Historically, sharing images with friends is not a new idea. In 1854, a wily French photographer, André-Adolphe-Eugène Disdéri, created a small, standardized photographic format using the newfangled paper process that made images cheaper and easy to produce in multiples. Its popularity soon spawned a movement called “cardomania,” and cartes-de-visites (CDVs) became the Instagram of their day. You would leave your likeness at a house that you visited, trade with friends, and could also collect images of various celebrities and politicians of the day into albums – the 19th century equivalent of “Liking” them. Queen Victoria liked “Liking” people and collected more than a hundred albums with CDVs of royalty and the social elite.
While sharing images is not new, what has changed dramatically is the content and sheer quantity of imagery shared. This past Thanksgiving was certainly the most photographed in history. As much as 70% of all Facebook activity is based on photographs. Pinterest is the fastest growing site ever. And Instagram has more than doubled its members to more than 100 million in less than a year.
These days you’re as likely to see someone share a graphic aesthetic, quote or object as you are a portrait. It’s a way of looking at ourselves through the lens of objects in the same way a museum might. Margaret E. Knight and Charles B. Stilwell’s design for the iconic paper bag is in the collection of the Museum of Modern Art both for its design and because it says something about us collectively.
It’s a bit like building a visual brand. What are the objects, colors, fonts, imagery, words and even associations that best express who I am or what I feel like today? Plus, the scope and malleability of the internet means this overall picture can change moment to moment. Looking back over images from the last month, you can see a snapshot of what you did, with whom you did it and what things were on your mind at the time. There’s so much of this data that no one has figured out (quite yet) exactly how to piece it all into something more meaningful. What if there was a way to combine all those Thanksgiving images from all over the world into something that told a global story? There are folks out there trying – Jer Thorp created OpenPaths, which tries to make meaning out of tracking your locations over time. Unfortunately, it’s not image-based.
Even in the late 1800s, CDVs were also used as advertising – generally for male-oriented products like tobacco. As you might expect, they featured imagery of young ladies with “obviously questionable intentions, showing more stocking than was usually permissible.” The end result was that these advertisements were kept or shared rather than discarded.
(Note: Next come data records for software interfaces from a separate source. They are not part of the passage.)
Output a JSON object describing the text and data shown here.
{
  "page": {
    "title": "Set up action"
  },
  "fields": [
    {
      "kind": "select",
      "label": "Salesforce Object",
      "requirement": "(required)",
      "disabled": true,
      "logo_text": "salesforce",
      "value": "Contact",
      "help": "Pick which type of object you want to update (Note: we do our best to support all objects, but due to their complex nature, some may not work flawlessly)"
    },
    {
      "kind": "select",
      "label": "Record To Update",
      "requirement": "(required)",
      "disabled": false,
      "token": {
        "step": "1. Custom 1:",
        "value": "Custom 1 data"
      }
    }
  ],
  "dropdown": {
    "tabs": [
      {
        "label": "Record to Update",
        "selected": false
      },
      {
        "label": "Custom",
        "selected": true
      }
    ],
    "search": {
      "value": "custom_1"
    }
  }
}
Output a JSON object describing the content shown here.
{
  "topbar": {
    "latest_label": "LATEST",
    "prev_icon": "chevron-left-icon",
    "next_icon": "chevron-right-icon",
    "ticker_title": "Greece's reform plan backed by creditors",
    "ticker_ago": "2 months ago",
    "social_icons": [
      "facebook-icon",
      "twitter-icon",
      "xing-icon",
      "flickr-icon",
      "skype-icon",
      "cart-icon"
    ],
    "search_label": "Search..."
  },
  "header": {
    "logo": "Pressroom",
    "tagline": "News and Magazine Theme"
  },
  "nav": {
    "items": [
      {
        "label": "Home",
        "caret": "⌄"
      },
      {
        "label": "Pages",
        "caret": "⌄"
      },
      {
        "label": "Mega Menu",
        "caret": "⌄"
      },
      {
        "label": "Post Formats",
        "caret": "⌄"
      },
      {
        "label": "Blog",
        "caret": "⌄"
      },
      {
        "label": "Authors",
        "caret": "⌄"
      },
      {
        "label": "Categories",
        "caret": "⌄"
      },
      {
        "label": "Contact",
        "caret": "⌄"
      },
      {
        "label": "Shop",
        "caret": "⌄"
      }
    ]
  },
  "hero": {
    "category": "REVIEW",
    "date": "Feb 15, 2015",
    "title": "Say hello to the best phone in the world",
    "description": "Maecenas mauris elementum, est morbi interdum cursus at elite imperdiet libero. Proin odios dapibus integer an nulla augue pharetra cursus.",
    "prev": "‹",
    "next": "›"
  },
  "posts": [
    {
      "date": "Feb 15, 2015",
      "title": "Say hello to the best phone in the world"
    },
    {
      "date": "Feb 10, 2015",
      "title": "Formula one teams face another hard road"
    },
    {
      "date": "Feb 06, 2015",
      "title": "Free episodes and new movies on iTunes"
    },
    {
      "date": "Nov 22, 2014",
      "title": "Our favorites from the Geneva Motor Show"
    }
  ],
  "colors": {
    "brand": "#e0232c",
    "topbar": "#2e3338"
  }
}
The same desire in advertising continues today in the digital realm. The right imagery for the right consumer will be kept or shared. Either way, it creates a much longer shelf life for the image and increases the likelihood of it being shared with other people who might in turn keep or share the image themselves. In this way, self-selecting consumers help to create the brand they associate with.
An example of a photographer’s advertisement printed on the back of a CDV:
Finally, just to come full circle, you can now turn your Hipstamatic or Instagram images into physical reality with HipstaMart and Cheapstaprint, respectively, or take it to the next level with Blurb or Keepsy by turning your image collection into a good old-fashioned album.
Nicole Stowe is Director of Visual Brand Identity at The Ramey Agency